No matter where you are, losing your job is never a good thing, but there's no question that some places have better unemployment benefits than others.
There are countries that will pay you up to 90 percent of your previous salary. Beyond the actual unemployment check, there are other benefits, such as generous severance-pay requirements, a large windows of time for how long you can collect unemployment benefits and compensation for housing, medical and child-care costs.
In Denmark, for example, you can collect unemployment benefits for up to four years. (In the U.S., there are no legal requirements but most companies pay you one week’s salary for every year worked.)
Austerity measures there and elsewhere have had little impact on unemployment benefits, said David Grubb of the Organization for Economic Cooperation and Development. The recession also had little impact, he said, except for the U.S., where the duration of unemployment benefits was extended.

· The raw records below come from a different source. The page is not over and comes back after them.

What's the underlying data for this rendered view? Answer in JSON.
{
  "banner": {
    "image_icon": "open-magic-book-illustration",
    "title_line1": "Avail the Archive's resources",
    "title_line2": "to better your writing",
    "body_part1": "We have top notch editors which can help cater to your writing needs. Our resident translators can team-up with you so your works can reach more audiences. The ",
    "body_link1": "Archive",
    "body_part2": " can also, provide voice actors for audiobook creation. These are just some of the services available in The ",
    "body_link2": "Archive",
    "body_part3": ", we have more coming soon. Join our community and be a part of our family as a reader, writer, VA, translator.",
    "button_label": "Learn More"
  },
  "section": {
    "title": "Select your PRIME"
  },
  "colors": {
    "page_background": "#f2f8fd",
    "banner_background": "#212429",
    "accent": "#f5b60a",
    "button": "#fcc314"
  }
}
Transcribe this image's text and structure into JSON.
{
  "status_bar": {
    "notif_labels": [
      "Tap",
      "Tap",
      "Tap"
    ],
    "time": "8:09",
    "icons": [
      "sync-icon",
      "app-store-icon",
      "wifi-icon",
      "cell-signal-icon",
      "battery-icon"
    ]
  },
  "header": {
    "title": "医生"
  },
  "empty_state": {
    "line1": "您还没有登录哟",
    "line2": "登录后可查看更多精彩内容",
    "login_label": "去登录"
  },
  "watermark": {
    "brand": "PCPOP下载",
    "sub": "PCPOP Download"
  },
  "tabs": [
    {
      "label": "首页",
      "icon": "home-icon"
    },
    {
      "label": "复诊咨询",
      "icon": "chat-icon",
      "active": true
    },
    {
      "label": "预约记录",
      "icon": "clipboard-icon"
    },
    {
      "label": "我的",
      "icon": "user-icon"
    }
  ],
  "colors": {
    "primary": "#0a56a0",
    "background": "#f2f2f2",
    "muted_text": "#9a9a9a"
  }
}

The U.S., in fact, did not make the list. It ranks as “average” in the unemployment department, with the average collection being 53 percent of prior wages. Where the U.S. loses out to other countries is that it doesn’t offer assistance with living expenses except for food stamps.
The housing component cannot be underestimated, Grubb said. Most of Europe has a housing allowance, so “not a lot of people wind up homeless,” he said. “In Japan, you might – and in the U.S., you almost definitely would,” he said.
Other countries that didn’t make the list may seem like they have good benefits, like Canada and Japan, but the requirements to qualify for benefits are nearly impossible.
In Japan, for example, you have to show that you have virtually nothing left in the bank and there are regular home inspections of the unemployed to make sure you don’t have a flat-screen TV or expensive car.
The UK didn’t make the list because the average benefit is only 45 percent of your prior wages, but the big perk is they pay 100 percent of your housing costs.
So what countries did make the list? Click here to check out the Best Places to be Unemployed*.
By Cindy Perman & Paul ToscanoPosted 3 Dec 2010
* Based on the average percent of prior wages paid to the unemployed